◆ WORK ITEM
Your response must be made up of each line in the data below that contains the string "گنجه".

◆ DATA IN THIS EXERCISE
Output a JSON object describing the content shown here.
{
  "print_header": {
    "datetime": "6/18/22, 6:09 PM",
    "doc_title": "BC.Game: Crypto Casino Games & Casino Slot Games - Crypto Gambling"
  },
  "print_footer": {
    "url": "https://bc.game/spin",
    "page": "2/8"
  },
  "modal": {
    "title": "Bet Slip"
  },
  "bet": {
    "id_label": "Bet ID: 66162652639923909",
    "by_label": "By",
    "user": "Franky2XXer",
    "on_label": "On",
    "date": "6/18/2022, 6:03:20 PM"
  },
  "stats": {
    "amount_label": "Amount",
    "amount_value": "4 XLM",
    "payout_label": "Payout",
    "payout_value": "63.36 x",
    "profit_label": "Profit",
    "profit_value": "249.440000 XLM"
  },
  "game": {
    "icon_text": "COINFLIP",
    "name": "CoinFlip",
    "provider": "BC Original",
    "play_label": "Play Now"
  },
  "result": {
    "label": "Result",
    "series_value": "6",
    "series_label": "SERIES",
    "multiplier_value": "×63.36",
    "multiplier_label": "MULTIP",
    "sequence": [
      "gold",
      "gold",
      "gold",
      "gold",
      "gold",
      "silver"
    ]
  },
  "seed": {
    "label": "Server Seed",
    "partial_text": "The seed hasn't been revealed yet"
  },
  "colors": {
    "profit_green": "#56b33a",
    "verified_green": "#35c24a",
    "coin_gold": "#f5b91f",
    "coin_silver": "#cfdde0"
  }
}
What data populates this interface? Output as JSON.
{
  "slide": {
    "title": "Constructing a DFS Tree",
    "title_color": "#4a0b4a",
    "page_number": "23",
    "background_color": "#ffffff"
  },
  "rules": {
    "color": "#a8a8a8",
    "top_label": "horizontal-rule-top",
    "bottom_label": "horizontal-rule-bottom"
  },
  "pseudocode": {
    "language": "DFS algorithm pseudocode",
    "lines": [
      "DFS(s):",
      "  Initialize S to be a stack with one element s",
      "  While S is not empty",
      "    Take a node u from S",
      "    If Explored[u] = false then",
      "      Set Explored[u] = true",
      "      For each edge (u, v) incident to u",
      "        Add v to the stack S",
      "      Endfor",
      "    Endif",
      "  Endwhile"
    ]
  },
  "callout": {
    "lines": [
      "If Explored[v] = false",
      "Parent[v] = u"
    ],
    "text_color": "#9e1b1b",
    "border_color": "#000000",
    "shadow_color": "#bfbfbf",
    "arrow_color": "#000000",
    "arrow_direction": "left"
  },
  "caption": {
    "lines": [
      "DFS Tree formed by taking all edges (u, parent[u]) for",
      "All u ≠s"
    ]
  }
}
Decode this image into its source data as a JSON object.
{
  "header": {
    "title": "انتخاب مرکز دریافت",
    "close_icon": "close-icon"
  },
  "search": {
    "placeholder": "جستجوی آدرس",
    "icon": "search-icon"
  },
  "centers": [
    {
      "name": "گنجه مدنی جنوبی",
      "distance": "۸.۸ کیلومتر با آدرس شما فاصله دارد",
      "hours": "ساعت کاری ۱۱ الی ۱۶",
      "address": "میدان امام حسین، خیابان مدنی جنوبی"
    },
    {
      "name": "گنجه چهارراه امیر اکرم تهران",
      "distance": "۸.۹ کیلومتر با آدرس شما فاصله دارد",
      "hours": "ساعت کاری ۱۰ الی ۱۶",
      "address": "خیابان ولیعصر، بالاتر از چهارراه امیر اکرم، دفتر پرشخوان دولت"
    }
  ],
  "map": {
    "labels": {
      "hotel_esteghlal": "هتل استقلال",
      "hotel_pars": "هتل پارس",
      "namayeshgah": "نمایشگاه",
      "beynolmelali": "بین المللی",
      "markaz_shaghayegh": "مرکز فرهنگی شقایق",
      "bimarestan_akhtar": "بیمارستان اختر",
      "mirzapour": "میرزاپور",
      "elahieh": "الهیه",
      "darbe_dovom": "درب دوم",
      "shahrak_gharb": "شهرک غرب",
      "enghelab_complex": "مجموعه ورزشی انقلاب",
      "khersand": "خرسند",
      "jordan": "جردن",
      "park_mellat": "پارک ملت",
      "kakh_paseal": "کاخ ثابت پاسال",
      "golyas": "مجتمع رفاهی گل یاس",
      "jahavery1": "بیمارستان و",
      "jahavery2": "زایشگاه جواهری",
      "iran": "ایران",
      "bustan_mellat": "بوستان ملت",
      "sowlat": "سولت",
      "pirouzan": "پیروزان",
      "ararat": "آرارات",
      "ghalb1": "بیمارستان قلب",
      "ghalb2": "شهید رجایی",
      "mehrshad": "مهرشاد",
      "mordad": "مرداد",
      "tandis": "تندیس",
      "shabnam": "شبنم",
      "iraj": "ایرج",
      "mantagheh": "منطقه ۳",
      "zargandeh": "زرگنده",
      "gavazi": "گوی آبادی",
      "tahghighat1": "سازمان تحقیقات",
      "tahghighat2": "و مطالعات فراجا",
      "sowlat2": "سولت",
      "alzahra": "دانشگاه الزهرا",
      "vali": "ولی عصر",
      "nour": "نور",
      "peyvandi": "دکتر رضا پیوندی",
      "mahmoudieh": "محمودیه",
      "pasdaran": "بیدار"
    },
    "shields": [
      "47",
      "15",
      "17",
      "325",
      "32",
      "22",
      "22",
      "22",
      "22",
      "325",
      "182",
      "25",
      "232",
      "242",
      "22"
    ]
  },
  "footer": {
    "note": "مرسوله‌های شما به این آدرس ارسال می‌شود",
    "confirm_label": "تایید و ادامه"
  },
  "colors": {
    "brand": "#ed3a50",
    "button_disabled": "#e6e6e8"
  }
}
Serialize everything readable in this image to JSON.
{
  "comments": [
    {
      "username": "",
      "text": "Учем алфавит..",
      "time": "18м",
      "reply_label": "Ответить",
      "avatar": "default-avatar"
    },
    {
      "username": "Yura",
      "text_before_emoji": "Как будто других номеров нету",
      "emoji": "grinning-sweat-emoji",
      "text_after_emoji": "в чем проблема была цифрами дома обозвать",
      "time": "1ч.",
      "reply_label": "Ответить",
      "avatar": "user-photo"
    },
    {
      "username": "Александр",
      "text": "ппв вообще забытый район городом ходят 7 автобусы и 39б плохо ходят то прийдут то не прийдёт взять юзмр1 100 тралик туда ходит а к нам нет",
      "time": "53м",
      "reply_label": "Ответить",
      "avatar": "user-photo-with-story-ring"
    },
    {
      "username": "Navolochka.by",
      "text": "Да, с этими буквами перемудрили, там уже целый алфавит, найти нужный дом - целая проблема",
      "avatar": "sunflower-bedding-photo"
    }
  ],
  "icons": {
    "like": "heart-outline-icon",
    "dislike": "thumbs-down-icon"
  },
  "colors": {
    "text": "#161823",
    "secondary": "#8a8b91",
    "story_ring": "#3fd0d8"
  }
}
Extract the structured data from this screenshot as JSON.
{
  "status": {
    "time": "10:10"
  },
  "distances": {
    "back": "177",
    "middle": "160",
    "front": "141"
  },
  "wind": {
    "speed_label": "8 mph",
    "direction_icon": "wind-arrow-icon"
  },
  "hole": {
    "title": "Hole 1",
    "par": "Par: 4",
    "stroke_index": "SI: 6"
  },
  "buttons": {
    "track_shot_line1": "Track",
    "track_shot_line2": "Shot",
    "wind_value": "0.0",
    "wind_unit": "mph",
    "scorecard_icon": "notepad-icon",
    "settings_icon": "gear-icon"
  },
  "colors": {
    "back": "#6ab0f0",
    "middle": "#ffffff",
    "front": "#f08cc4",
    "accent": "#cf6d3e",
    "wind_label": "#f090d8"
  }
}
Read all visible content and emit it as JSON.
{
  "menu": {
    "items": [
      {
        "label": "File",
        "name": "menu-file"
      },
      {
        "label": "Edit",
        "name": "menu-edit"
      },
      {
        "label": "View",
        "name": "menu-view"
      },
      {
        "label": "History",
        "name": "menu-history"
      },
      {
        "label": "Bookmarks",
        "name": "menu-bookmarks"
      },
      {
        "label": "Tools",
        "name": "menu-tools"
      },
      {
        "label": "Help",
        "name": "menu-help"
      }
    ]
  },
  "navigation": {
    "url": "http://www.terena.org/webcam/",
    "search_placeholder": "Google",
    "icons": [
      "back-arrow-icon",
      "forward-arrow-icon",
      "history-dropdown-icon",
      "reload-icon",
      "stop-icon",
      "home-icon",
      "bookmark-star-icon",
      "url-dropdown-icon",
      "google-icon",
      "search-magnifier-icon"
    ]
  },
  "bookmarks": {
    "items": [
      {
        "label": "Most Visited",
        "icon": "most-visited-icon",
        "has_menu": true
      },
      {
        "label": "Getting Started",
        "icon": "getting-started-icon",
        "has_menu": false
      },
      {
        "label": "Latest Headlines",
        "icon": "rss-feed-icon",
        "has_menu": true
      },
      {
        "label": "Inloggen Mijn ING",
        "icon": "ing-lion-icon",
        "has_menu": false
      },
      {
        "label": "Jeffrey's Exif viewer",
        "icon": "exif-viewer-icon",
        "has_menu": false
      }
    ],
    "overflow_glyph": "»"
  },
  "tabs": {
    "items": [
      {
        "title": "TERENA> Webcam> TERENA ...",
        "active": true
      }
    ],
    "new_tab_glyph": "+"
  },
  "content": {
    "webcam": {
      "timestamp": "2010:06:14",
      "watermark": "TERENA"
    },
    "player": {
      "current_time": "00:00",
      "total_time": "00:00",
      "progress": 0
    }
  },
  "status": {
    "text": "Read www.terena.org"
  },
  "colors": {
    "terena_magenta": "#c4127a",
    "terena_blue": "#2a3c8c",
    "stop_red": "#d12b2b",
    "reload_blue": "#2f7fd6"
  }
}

◆ SOLUTION
      "name": "گنجه مدنی جنوبی",
      "name": "گنجه چهارراه امیر اکرم تهران",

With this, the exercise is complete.